(App and web page records)
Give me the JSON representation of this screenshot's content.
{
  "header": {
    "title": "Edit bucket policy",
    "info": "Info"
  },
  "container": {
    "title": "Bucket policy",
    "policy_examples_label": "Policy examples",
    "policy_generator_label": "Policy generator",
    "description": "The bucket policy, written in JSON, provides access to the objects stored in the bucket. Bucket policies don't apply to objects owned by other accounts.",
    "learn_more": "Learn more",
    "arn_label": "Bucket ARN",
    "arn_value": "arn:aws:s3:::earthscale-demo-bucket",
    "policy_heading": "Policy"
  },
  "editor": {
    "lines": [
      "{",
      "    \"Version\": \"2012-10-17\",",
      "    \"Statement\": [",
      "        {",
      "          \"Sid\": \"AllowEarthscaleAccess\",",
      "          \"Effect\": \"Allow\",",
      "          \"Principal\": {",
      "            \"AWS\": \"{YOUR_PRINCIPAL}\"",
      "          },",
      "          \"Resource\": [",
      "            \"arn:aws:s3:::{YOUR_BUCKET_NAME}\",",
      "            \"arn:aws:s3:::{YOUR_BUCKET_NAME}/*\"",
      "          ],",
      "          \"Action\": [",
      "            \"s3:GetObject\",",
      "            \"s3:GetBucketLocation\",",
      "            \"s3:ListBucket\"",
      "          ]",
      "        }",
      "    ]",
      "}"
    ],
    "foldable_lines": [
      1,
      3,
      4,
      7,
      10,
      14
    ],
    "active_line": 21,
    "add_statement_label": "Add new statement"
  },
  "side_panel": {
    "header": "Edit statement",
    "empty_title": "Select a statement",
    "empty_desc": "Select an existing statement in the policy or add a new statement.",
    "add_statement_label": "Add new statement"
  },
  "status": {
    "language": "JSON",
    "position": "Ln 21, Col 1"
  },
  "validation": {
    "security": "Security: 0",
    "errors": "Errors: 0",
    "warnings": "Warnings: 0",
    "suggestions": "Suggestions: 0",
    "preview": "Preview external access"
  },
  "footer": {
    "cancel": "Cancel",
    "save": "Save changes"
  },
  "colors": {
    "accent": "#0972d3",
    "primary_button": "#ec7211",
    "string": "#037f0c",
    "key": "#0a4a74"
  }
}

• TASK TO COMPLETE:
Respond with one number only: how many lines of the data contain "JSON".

• ANSWER TO THIS TASK:
3